RECORDS TO USE:
————————
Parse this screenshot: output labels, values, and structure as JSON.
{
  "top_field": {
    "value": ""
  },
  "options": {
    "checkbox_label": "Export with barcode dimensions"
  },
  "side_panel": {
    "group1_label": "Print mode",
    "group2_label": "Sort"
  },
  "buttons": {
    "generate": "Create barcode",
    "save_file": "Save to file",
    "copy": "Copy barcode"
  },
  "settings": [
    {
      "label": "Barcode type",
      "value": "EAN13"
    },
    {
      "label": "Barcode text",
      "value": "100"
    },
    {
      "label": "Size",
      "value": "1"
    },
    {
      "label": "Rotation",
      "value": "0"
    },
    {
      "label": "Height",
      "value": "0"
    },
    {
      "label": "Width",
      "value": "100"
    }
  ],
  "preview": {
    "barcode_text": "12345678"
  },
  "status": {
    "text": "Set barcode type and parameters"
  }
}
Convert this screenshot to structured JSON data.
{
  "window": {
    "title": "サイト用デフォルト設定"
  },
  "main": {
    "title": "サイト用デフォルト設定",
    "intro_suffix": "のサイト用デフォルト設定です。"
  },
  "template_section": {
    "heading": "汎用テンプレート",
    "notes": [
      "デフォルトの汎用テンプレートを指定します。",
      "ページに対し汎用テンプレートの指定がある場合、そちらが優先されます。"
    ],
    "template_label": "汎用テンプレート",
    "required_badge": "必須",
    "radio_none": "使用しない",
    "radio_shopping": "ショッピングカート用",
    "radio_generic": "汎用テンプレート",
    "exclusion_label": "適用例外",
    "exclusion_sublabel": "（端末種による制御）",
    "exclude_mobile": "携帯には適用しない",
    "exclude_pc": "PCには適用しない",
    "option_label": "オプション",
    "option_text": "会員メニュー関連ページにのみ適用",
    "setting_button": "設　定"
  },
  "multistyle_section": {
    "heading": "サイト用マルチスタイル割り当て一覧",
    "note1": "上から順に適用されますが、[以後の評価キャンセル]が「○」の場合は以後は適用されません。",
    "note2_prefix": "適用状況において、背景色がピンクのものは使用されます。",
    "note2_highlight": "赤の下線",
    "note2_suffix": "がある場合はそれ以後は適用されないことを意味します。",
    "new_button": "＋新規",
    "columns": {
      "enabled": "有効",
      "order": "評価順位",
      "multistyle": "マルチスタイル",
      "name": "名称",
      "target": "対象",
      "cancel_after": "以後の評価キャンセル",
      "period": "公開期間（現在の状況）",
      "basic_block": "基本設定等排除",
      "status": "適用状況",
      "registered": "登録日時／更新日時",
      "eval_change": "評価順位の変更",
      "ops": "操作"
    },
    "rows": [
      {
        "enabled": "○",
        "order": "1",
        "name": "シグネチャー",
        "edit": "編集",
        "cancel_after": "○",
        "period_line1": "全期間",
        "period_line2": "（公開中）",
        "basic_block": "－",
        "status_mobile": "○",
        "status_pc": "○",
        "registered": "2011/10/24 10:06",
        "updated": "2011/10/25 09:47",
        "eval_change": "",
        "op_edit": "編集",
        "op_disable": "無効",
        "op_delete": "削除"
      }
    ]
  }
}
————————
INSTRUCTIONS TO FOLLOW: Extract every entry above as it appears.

EXERCISE RESPONSE:
Parse this screenshot: output labels, values, and structure as JSON.
{
  "top_field": {
    "value": ""
  },
  "options": {
    "checkbox_label": "Export with barcode dimensions"
  },
  "side_panel": {
    "group1_label": "Print mode",
    "group2_label": "Sort"
  },
  "buttons": {
    "generate": "Create barcode",
    "save_file": "Save to file",
    "copy": "Copy barcode"
  },
  "settings": [
    {
      "label": "Barcode type",
      "value": "EAN13"
    },
    {
      "label": "Barcode text",
      "value": "100"
    },
    {
      "label": "Size",
      "value": "1"
    },
    {
      "label": "Rotation",
      "value": "0"
    },
    {
      "label": "Height",
      "value": "0"
    },
    {
      "label": "Width",
      "value": "100"
    }
  ],
  "preview": {
    "barcode_text": "12345678"
  },
  "status": {
    "text": "Set barcode type and parameters"
  }
}
Convert this screenshot to structured JSON data.
{
  "window": {
    "title": "サイト用デフォルト設定"
  },
  "main": {
    "title": "サイト用デフォルト設定",
    "intro_suffix": "のサイト用デフォルト設定です。"
  },
  "template_section": {
    "heading": "汎用テンプレート",
    "notes": [
      "デフォルトの汎用テンプレートを指定します。",
      "ページに対し汎用テンプレートの指定がある場合、そちらが優先されます。"
    ],
    "template_label": "汎用テンプレート",
    "required_badge": "必須",
    "radio_none": "使用しない",
    "radio_shopping": "ショッピングカート用",
    "radio_generic": "汎用テンプレート",
    "exclusion_label": "適用例外",
    "exclusion_sublabel": "（端末種による制御）",
    "exclude_mobile": "携帯には適用しない",
    "exclude_pc": "PCには適用しない",
    "option_label": "オプション",
    "option_text": "会員メニュー関連ページにのみ適用",
    "setting_button": "設　定"
  },
  "multistyle_section": {
    "heading": "サイト用マルチスタイル割り当て一覧",
    "note1": "上から順に適用されますが、[以後の評価キャンセル]が「○」の場合は以後は適用されません。",
    "note2_prefix": "適用状況において、背景色がピンクのものは使用されます。",
    "note2_highlight": "赤の下線",
    "note2_suffix": "がある場合はそれ以後は適用されないことを意味します。",
    "new_button": "＋新規",
    "columns": {
      "enabled": "有効",
      "order": "評価順位",
      "multistyle": "マルチスタイル",
      "name": "名称",
      "target": "対象",
      "cancel_after": "以後の評価キャンセル",
      "period": "公開期間（現在の状況）",
      "basic_block": "基本設定等排除",
      "status": "適用状況",
      "registered": "登録日時／更新日時",
      "eval_change": "評価順位の変更",
      "ops": "操作"
    },
    "rows": [
      {
        "enabled": "○",
        "order": "1",
        "name": "シグネチャー",
        "edit": "編集",
        "cancel_after": "○",
        "period_line1": "全期間",
        "period_line2": "（公開中）",
        "basic_block": "－",
        "status_mobile": "○",
        "status_pc": "○",
        "registered": "2011/10/24 10:06",
        "updated": "2011/10/25 09:47",
        "eval_change": "",
        "op_edit": "編集",
        "op_disable": "無効",
        "op_delete": "削除"
      }
    ]
  }
}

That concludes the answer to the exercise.